Who couldn't use more laughter in their life?
Okay, I realize some of the things I consider giggle worthy may seem a bit warped to some people. But I think I've managed to include something to suit everyone’s tastes. All of it is genuinely humorous to me, so it’s hand picked and nothing came out of left field.

Whether you prefer to pick up a book, look at media online, or watch television, there’s something hilarious here for you. So scroll down, check things out, and find out which ones work for you. Enjoy, and be sure to share what’s funny to you. I hope I at least manage to get a smile out of you.

Video Games Day

Video Games Day is celebrated on July 8th of each year. We were unable to discover the origin of Video Games Day, but we believe it had to have been created by a lover of video games.

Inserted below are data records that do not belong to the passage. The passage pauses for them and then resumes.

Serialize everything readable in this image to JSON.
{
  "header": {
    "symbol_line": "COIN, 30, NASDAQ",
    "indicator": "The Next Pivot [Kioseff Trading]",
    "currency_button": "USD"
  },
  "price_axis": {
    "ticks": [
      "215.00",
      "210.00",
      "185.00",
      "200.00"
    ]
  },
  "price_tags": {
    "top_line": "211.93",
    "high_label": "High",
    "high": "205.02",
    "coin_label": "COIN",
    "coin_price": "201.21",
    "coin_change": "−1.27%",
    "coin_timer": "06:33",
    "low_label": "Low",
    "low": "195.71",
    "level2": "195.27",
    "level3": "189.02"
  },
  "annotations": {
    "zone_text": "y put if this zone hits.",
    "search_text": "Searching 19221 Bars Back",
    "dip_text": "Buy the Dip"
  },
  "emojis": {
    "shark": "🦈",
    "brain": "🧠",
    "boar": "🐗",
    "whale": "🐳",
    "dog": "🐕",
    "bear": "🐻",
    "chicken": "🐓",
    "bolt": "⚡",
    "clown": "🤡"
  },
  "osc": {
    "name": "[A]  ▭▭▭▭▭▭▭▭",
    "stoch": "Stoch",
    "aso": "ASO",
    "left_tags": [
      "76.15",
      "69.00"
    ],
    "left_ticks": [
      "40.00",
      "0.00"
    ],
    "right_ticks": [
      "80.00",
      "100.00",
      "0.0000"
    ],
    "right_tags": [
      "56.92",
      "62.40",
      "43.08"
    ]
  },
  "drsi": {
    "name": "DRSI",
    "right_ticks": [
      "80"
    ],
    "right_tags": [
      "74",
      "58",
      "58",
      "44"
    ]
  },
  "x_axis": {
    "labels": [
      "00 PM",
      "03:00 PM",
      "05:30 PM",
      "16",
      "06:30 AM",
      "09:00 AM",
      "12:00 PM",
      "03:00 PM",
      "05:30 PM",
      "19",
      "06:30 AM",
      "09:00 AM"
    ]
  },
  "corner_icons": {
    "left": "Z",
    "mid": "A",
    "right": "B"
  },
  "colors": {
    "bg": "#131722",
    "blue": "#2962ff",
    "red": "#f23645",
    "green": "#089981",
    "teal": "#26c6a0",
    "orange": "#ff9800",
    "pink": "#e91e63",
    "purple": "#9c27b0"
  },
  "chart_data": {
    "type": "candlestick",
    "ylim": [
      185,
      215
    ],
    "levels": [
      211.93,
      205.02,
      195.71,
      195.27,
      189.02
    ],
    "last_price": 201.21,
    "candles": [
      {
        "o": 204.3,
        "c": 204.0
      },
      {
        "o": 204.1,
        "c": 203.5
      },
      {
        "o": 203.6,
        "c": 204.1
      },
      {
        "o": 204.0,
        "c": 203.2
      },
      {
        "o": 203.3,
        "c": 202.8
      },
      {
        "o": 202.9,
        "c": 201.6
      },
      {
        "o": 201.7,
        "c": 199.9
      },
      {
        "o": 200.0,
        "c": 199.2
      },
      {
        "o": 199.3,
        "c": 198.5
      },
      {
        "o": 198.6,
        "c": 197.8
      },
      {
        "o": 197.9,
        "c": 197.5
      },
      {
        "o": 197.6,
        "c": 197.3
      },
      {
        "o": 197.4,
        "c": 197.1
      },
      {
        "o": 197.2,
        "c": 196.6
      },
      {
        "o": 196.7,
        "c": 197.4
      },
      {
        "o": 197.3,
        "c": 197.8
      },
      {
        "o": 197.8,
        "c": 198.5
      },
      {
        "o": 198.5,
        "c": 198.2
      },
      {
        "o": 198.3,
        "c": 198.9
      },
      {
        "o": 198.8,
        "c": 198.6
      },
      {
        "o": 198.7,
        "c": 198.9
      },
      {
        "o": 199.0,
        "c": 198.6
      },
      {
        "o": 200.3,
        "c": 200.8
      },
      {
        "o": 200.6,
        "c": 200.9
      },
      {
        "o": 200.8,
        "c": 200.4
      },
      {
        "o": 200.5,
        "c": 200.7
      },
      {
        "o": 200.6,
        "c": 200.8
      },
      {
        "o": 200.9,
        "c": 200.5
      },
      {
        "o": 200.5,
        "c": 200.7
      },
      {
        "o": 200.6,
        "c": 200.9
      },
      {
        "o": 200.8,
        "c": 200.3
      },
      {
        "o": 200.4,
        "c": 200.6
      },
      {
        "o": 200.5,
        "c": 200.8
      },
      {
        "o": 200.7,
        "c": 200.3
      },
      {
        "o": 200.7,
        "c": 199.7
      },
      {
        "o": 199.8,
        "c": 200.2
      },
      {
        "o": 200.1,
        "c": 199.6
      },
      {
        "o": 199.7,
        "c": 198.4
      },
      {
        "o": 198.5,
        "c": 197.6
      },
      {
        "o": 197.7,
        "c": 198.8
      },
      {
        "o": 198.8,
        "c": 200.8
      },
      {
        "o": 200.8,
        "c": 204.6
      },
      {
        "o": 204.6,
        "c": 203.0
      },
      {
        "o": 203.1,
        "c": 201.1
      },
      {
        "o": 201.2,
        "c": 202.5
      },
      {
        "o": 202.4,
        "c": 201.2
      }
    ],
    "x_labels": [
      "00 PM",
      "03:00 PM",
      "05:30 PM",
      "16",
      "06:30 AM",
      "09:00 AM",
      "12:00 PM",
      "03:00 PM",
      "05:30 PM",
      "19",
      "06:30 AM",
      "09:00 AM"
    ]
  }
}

A video game is an electronic game that involves interaction with a user interface to generate visual feedback on a video device. The word video in video game traditionally referred to a raster display device, but following popularization of the term “video game”, it now implies any type of display device. The electronic systems used to play video games are known as platforms; examples of these are personal computers and video game consoles. These platforms range from large mainframe computers to small handheld devices. Specialized video games such as arcade games, while previously common, have gradually declined in use.

The input device used to manipulate video games is called a game controller, and varies across platforms. For example, a controller might consist of only a button and a joystick, while another may feature a dozen buttons and one or more joysticks. Early personal computer games often needed a keyboard for game play, or more commonly, required the user to buy a separate joystick with at least one button. Many modern computer games allow or require the player to use a keyboard and a mouse simultaneously.

Video games typically use additional means of providing interactivity and information to the player. Audio is almost universal, using sound reproduction devices, such as speakers and headphones. Other feedback may come via haptic peripherals, such as vibration or force feedback, with vibration sometimes used to simulate force feedback.